* Data to examine
##############################
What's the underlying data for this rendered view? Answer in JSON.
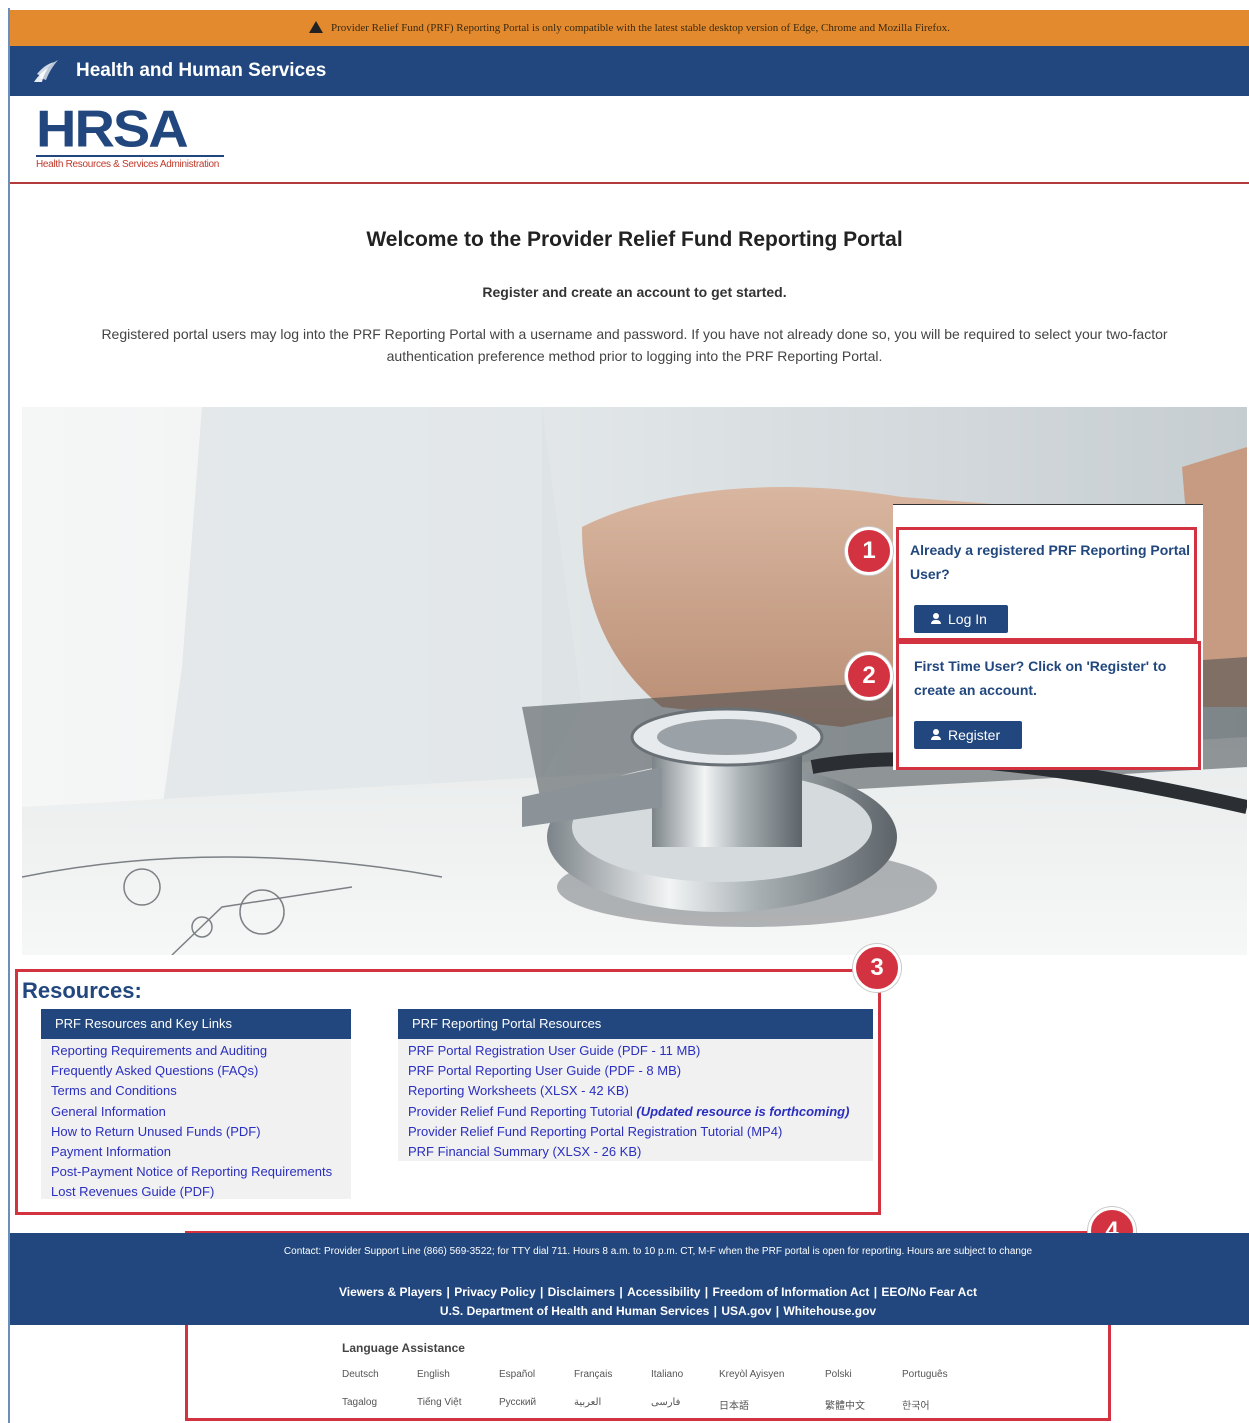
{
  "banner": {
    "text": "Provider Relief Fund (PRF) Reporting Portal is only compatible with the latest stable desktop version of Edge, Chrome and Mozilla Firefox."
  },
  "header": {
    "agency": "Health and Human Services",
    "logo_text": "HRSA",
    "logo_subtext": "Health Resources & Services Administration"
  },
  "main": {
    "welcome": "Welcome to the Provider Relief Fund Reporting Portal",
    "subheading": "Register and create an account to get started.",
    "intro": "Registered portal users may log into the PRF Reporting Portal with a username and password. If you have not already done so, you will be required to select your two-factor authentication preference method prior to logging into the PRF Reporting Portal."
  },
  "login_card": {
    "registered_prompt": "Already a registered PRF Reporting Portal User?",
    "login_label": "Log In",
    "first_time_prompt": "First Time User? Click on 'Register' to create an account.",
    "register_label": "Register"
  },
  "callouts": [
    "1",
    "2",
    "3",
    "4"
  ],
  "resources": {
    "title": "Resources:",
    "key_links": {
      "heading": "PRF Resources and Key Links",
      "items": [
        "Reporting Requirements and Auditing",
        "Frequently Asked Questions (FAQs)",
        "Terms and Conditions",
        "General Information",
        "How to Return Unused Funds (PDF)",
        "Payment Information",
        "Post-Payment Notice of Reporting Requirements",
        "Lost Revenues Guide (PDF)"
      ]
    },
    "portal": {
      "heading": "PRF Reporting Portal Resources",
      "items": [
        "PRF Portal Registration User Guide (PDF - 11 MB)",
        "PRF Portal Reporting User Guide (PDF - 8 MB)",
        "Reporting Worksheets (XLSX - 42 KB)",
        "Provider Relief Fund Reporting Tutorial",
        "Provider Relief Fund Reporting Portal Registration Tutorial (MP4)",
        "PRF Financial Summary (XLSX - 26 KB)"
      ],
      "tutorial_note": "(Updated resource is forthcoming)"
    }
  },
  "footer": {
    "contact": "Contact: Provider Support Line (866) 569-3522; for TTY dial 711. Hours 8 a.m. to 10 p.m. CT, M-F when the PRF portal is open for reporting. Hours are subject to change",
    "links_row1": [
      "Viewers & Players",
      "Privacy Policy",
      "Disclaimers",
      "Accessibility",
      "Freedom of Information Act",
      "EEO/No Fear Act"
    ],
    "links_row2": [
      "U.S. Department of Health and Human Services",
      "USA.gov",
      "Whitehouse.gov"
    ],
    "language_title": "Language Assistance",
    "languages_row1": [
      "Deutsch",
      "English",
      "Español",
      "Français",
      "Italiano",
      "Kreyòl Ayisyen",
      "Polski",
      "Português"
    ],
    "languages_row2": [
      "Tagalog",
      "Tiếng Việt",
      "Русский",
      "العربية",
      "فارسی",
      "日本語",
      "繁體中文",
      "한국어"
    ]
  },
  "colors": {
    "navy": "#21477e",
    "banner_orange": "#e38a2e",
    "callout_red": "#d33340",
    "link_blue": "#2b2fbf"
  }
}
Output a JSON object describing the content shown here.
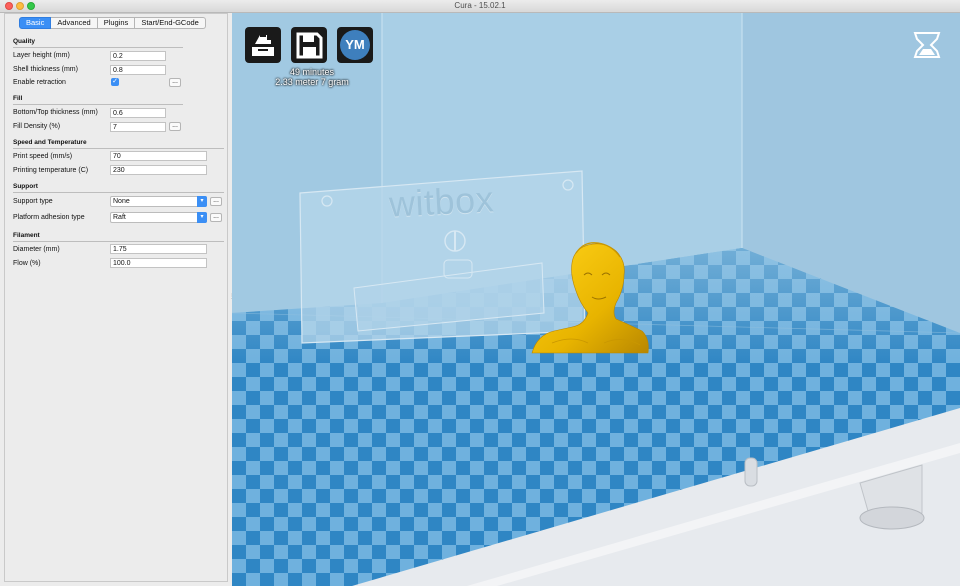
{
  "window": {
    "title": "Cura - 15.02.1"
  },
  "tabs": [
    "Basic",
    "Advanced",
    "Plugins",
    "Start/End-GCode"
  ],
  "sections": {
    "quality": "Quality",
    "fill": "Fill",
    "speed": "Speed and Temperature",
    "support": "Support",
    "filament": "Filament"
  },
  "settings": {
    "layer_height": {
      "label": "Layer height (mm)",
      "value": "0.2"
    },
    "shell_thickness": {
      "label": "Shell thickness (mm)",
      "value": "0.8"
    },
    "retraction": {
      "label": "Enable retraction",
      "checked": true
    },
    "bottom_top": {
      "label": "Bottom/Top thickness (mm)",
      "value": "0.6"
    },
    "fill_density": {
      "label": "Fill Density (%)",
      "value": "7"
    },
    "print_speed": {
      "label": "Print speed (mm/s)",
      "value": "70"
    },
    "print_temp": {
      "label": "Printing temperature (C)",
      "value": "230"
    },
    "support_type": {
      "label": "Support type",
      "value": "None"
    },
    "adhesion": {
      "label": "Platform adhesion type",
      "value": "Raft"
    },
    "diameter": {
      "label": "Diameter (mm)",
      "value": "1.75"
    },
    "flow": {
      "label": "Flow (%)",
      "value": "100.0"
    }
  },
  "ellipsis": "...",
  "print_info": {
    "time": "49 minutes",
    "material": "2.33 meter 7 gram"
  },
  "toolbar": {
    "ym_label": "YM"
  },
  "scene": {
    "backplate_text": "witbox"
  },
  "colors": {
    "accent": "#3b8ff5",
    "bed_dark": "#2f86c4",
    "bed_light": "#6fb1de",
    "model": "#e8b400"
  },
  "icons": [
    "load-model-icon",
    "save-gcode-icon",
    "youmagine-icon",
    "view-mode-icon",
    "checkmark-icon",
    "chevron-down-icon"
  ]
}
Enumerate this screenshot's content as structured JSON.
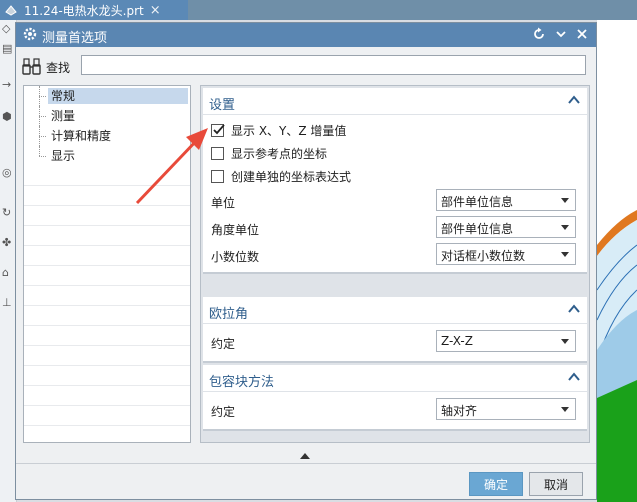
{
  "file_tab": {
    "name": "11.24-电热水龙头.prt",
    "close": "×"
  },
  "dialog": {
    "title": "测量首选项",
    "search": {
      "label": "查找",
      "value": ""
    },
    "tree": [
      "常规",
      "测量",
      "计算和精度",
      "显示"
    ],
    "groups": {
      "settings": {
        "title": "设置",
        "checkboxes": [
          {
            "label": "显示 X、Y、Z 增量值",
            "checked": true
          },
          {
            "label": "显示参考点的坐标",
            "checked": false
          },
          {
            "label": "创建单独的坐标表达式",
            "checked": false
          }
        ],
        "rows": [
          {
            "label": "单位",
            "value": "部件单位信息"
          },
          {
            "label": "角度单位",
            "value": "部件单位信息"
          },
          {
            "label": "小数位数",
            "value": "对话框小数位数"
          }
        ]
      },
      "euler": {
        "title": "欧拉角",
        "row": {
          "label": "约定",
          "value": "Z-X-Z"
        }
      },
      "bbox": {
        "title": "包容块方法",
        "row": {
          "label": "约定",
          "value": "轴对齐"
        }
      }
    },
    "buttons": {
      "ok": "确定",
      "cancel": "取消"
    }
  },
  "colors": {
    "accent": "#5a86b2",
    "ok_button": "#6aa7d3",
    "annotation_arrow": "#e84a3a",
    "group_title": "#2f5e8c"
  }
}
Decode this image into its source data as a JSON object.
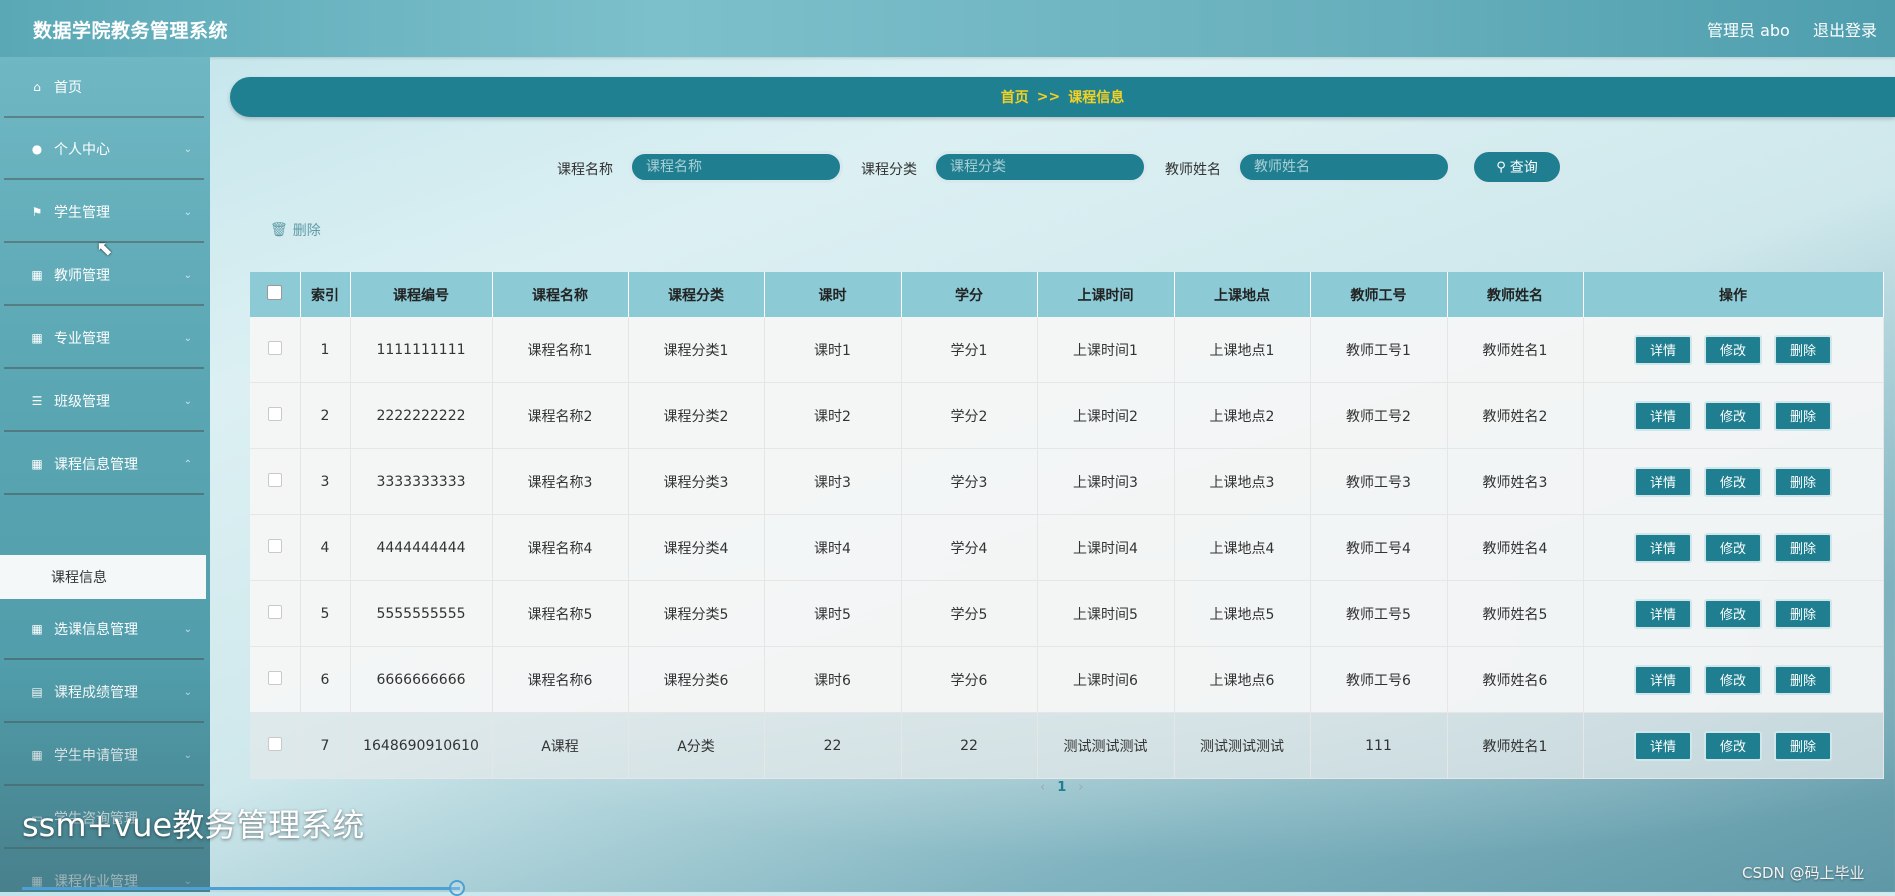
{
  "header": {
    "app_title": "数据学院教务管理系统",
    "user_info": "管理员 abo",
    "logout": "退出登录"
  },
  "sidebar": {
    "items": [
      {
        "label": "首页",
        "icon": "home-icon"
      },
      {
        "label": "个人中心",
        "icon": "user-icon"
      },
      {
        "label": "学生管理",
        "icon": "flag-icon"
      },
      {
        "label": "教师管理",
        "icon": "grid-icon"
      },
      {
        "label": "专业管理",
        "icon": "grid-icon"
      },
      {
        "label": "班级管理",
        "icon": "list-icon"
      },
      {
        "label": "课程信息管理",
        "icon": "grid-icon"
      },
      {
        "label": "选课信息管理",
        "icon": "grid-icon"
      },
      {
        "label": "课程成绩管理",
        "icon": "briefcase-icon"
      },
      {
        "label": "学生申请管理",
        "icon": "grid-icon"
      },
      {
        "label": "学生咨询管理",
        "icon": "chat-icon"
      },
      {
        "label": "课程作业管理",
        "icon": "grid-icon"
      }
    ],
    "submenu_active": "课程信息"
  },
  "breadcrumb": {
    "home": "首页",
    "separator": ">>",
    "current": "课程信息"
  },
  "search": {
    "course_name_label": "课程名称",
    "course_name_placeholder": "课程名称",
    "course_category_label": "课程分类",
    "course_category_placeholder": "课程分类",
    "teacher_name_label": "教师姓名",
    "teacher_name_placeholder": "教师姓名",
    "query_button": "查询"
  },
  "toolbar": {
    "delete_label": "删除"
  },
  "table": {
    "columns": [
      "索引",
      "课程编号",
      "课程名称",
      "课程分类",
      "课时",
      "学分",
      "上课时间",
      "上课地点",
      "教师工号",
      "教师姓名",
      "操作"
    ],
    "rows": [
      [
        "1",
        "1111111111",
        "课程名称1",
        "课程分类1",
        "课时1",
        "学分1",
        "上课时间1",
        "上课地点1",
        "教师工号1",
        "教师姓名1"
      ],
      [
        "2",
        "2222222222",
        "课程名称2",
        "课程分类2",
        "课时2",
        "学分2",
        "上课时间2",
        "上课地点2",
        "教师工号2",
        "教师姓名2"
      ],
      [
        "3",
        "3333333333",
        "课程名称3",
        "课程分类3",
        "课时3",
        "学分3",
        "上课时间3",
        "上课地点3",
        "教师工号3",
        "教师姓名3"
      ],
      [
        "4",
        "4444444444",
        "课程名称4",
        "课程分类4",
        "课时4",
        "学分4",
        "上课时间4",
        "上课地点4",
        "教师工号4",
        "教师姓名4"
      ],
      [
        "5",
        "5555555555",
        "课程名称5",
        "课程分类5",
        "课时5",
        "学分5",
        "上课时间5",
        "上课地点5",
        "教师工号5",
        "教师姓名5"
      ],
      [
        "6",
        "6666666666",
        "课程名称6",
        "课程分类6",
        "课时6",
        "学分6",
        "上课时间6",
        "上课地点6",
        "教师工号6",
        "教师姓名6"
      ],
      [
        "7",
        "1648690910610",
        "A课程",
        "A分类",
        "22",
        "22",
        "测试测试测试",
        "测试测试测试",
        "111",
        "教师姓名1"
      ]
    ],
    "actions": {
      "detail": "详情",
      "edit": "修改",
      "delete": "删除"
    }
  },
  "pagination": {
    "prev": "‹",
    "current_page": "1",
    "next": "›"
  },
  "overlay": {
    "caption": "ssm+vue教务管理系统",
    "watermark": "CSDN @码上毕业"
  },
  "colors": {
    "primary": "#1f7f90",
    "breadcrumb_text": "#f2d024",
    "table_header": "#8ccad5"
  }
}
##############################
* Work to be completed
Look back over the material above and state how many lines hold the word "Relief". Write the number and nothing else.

* Result
4